- Exercise instructions -
Return the lines of the data below in which the string "your" occurs.

- Records supplied -
================

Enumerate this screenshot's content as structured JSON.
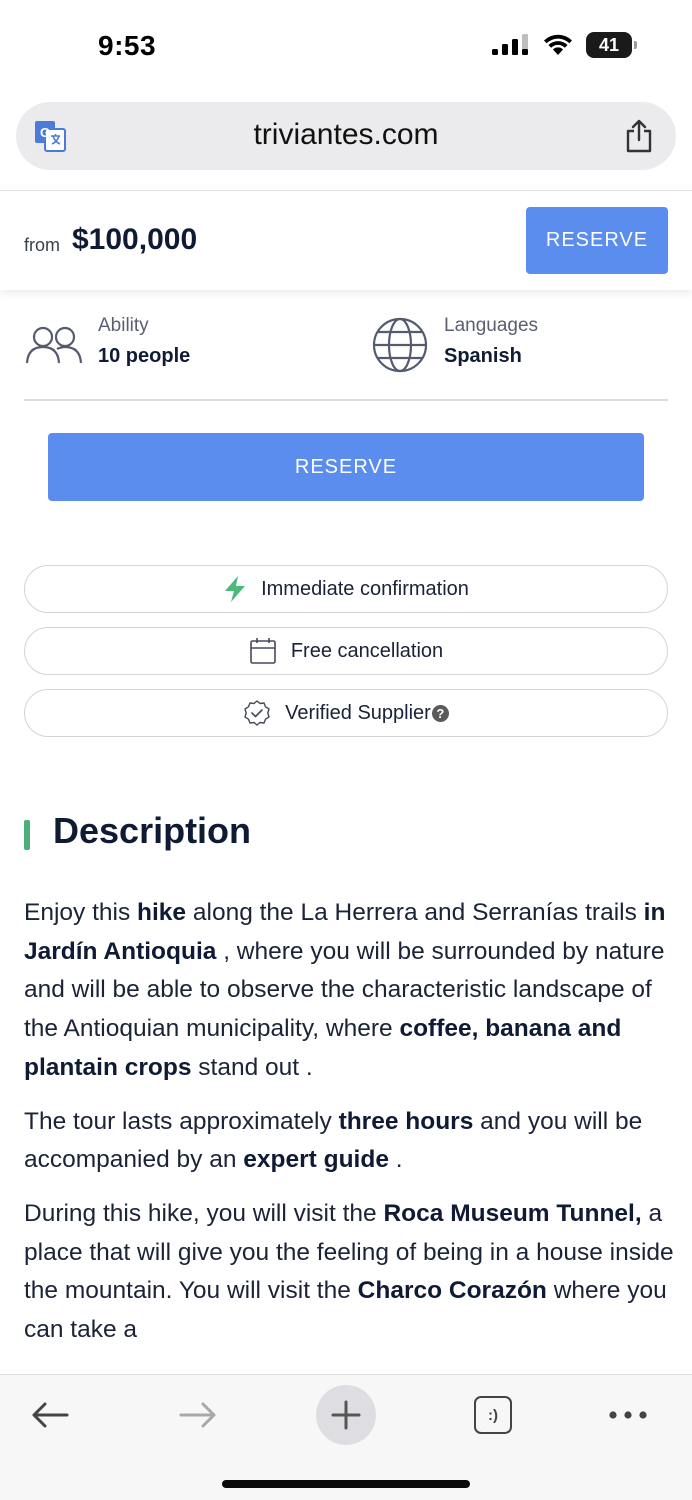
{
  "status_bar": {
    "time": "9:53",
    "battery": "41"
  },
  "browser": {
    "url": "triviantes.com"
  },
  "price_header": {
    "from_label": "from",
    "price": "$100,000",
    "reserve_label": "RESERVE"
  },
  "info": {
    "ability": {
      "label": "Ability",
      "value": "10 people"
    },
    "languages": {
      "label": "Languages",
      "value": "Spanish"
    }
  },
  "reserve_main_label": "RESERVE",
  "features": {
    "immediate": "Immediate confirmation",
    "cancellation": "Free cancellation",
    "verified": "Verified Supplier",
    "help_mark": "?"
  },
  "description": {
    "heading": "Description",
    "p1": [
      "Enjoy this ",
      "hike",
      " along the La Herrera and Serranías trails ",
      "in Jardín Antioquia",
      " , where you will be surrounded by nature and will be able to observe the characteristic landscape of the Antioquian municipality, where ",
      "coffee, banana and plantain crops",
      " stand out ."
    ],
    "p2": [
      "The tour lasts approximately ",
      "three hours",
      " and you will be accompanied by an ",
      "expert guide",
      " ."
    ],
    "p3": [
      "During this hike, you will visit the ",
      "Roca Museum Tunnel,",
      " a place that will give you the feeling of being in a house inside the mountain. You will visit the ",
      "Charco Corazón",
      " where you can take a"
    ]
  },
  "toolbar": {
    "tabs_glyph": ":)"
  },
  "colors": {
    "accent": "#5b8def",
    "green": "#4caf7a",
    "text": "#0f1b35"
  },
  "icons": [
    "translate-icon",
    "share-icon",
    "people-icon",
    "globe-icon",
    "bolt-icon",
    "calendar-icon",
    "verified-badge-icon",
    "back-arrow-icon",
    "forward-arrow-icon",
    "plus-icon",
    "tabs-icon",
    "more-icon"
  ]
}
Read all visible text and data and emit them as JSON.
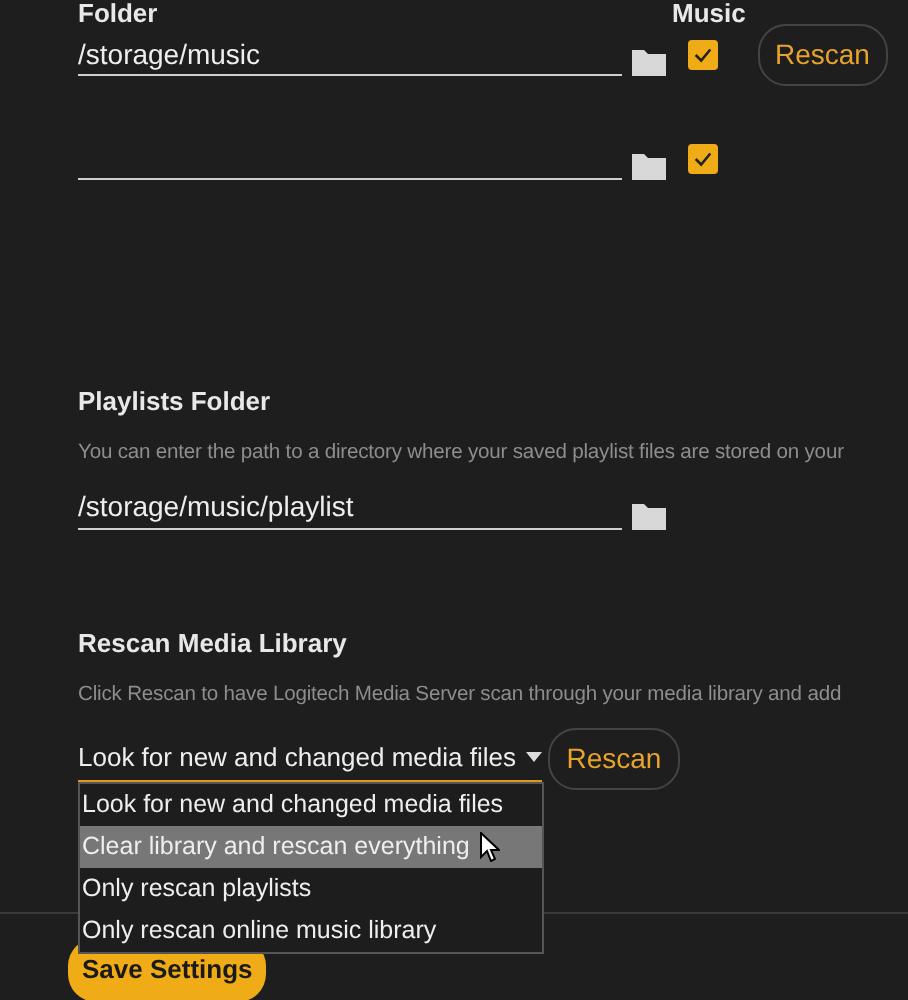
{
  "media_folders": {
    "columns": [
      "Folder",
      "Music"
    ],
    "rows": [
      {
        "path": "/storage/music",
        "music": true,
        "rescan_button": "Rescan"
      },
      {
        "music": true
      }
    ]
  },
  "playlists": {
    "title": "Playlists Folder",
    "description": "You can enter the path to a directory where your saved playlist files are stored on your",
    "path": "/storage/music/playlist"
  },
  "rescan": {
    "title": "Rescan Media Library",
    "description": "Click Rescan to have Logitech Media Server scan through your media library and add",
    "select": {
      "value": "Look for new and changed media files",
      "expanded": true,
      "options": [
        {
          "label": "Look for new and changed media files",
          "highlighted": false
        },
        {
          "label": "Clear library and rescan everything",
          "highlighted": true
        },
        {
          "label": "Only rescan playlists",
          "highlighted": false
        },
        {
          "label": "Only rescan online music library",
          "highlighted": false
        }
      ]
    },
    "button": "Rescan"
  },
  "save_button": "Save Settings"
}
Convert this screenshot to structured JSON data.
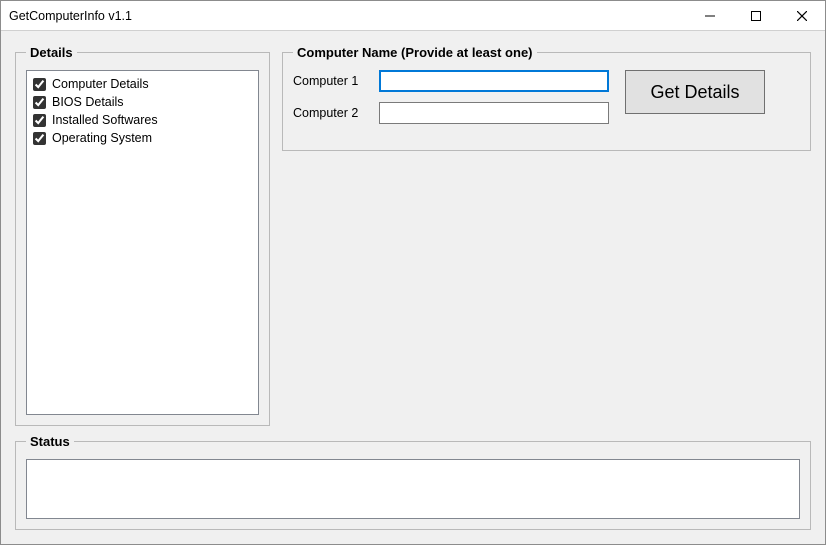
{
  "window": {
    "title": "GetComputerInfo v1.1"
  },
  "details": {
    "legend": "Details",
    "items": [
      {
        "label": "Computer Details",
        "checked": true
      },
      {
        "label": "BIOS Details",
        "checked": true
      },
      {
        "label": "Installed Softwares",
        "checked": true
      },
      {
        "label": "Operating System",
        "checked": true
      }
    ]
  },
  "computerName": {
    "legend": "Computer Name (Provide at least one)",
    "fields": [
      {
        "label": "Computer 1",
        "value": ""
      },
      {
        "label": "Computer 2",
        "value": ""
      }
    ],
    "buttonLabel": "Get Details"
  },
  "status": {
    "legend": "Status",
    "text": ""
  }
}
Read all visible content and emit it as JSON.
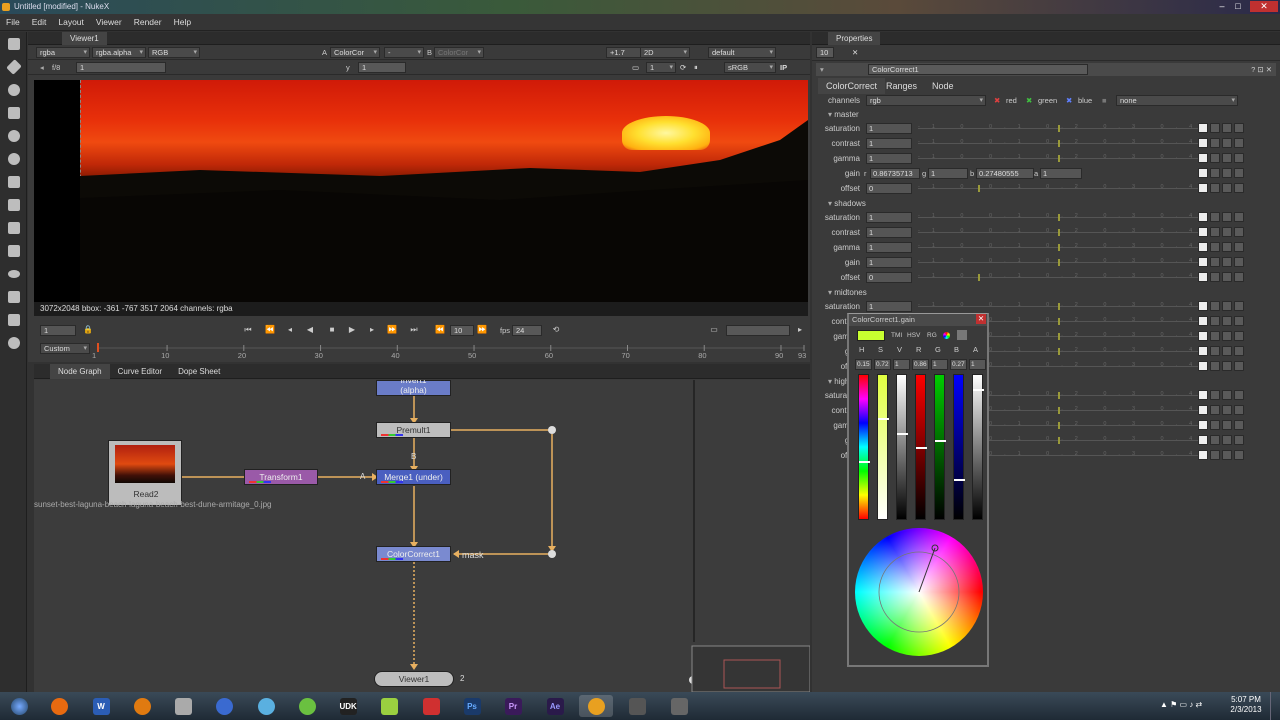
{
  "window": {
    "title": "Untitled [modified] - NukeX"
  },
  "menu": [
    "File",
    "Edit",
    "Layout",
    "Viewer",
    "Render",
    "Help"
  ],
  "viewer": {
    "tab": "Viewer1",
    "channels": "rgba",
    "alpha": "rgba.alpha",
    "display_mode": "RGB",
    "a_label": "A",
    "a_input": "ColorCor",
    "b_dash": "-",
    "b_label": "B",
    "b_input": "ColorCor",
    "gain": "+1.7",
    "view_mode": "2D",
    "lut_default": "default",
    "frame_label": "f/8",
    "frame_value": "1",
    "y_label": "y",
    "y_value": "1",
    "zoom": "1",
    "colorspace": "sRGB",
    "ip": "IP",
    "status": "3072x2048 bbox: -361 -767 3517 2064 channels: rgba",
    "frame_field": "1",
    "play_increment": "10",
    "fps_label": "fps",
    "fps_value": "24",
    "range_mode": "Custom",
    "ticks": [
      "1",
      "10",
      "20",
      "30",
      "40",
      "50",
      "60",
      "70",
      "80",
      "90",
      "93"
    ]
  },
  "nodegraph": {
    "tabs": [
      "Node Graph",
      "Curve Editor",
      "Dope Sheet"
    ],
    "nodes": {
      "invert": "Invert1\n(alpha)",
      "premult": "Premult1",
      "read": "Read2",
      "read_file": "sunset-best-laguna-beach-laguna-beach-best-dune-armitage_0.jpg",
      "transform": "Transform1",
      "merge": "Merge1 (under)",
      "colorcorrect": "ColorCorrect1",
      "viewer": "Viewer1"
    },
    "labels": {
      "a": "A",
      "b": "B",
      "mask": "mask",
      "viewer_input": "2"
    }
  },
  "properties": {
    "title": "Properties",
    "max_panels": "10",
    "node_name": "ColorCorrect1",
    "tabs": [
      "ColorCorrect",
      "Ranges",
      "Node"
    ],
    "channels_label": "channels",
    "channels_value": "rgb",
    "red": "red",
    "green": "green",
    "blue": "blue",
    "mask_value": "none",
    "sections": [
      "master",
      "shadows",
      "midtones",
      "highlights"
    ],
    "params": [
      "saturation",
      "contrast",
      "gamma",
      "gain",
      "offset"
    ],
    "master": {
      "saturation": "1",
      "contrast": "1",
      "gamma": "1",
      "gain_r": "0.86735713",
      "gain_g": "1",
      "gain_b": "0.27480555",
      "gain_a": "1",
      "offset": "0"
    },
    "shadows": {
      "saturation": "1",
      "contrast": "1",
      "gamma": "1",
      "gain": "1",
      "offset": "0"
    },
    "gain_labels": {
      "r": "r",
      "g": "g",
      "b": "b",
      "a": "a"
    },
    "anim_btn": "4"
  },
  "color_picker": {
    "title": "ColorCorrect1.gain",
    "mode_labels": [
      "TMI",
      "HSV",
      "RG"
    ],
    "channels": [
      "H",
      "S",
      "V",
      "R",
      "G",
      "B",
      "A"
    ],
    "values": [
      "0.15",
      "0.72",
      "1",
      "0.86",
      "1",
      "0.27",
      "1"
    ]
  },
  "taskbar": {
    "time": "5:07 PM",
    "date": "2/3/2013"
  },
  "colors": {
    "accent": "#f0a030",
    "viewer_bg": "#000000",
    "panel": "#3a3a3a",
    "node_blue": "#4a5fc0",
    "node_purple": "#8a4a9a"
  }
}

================

- Task output -
    "description": "You can enter the path to a directory where your saved playlist files are stored on your",
    "description": "Click Rescan to have Logitech Media Server scan through your media library and add",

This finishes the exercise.